  • On the French law that prohibits wearing the scarf in school: People assumed I would be jumping up and down supporting this law. I do not. I do not understand why anyone would cover themselves up that way. I hated being forced to wear those things in Iran. They say these girls are pressured to wear the scarf and that boys in their neighborhood call them whores when they do not. But guess what? Those parents will pressure those girls to stay home and marry at the age of 16. Education is what will set them free. Prohibit the scarf, and you take them out of school. Those boys calling them whores? They will still be in school. It is a stupid law.
  • When asked (Q&A from the audience) if her family still lived in Iraq: My family lives in Iran, dear. My parents are fine and they say hi to all of you.

Monday, April 7, 2008

Sex, Lies, and Nazi Themed Orgies. And the Bra-Cam.

And Formula One racing.

Sometimes you see the oddest things in the news.

At least it's not over the top. OK, it is. The head of Formula One racing, Max Mosley, was filmed by a British tabloid News of the World in an S&M five-some that includes prison uniforms and yelling in German.

Max Mosley is the son of British fascist leader Sir Oswald Mosley. Hitler was a guest at Sir Oswald's wedding.

The New York Times reported that Mosley denied it was Nazi themed sex, it was only prison themed sex, and that he had been set up by the tabloid and photographed by a bra-cam.

For some reason, Formula One sponsors would like Mr. Mosley to find new work.

Life can be so unfair.

Friday, April 4, 2008

Large Hadron Collider: Answer to the Empty Skies Problem?

The Empty Skies Problem is: If life exists elsewhere in the universe, and it naturally evolves toward intelligence, where is everyone? Why don't we get radio signals from other civilizations? If it's possible to go out to other stars and colonize other planets, why haven't we seen any evidence of this? Assuming other intelligences, some should have evolved earlier than us, and been able to cross the stars millions of years ago. Hundreds of millions. The galaxy should be thick with aliens, an interstellar Manhattan.

Yet the sky seems empty.

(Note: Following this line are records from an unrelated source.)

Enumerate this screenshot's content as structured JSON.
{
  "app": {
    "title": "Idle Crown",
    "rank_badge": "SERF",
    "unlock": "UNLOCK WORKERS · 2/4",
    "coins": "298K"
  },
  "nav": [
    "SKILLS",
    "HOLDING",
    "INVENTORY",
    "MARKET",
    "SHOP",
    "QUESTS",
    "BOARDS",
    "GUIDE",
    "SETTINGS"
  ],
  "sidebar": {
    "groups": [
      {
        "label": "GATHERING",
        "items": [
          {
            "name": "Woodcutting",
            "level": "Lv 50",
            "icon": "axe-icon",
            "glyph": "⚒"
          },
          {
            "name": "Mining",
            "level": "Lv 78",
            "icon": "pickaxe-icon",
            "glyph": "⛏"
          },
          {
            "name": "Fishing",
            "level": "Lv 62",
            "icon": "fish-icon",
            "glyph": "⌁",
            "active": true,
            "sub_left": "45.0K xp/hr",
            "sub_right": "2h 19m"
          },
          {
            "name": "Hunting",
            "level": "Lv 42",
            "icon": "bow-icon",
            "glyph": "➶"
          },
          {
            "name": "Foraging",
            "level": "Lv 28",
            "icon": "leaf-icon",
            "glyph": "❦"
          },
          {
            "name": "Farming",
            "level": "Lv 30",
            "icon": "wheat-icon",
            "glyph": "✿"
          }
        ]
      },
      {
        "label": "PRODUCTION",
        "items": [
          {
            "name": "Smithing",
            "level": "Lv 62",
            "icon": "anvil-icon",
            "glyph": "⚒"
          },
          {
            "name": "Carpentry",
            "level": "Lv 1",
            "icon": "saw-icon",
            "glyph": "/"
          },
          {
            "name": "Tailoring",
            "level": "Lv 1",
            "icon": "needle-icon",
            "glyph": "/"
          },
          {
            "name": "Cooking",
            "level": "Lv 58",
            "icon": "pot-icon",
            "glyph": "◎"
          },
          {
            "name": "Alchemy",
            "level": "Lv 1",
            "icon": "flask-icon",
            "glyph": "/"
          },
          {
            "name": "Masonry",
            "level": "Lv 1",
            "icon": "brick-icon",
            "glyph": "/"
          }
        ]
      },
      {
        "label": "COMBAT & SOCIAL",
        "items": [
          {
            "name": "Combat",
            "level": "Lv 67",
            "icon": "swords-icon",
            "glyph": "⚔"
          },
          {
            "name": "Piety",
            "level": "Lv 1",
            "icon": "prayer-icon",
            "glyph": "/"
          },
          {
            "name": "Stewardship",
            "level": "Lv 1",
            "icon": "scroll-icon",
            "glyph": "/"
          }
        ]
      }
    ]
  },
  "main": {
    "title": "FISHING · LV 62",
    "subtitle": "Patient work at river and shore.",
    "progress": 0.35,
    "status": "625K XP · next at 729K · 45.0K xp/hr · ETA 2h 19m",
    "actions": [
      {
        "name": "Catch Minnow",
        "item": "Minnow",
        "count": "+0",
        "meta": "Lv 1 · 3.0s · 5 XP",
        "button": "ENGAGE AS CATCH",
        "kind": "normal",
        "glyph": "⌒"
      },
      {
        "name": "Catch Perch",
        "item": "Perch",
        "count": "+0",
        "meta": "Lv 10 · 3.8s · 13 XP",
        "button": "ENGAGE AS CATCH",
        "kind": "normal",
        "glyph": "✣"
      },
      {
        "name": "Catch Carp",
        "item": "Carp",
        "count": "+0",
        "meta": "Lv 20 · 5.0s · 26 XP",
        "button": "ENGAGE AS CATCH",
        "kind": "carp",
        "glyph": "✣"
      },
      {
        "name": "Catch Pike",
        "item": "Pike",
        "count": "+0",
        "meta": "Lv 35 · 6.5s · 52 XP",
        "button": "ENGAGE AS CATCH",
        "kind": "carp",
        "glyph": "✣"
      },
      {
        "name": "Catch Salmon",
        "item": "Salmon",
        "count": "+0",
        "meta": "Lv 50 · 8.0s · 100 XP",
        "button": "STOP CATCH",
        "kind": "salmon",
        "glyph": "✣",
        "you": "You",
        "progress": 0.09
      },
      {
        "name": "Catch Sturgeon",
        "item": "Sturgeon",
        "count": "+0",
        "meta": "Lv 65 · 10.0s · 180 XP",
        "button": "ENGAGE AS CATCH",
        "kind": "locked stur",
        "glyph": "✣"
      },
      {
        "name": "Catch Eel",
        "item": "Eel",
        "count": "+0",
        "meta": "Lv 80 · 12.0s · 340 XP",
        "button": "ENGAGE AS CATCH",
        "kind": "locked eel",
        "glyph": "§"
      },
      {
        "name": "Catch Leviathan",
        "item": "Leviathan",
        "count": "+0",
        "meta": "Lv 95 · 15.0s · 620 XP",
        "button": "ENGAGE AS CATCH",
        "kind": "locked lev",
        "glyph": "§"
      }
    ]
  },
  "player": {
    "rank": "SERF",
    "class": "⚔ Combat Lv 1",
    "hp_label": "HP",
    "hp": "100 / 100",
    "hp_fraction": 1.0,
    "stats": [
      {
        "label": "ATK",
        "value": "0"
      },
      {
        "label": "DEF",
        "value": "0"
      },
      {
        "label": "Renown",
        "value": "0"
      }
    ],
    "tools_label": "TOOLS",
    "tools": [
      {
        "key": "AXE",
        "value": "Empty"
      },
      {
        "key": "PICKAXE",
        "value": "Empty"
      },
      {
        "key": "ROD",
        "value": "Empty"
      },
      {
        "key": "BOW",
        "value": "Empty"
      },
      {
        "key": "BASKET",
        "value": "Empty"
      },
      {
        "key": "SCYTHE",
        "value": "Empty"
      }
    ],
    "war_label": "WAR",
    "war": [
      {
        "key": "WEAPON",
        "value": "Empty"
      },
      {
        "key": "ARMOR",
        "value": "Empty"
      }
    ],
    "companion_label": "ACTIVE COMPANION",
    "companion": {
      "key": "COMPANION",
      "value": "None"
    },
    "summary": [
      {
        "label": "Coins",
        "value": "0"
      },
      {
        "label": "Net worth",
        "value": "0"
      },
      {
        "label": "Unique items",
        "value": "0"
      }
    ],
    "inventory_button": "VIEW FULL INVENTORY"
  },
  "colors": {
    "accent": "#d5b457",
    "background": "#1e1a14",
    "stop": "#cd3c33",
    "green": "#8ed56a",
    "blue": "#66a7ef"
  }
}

Now some people grumpy pants about how the Large Hadron Collider under Geneva could create a black hole. This black hole could then absorb all the matter it came in contact with. The collider, Geneva, and the Earth.

The nice thing about this theory, is that it could explain why the sky isn't full of evidence of intelligent life. Before a species becomes advanced enough to expand into space, it hits upon the idea to build a Large Hadron Collider. Thus avoiding filling the universe with annoying little space people.

Now if only I can write a story with this premise, and get it published before the Swiss destroy the Earth...

Of course this probably won't happen. But still. Maybe there is another experiment, another collider, another thing that makes it easy to destroy your own planet that intelligent species are sure to stumble across. Sure, it sounds grim, but at least it solves the empty skies problem.

I mean, you can't have everything.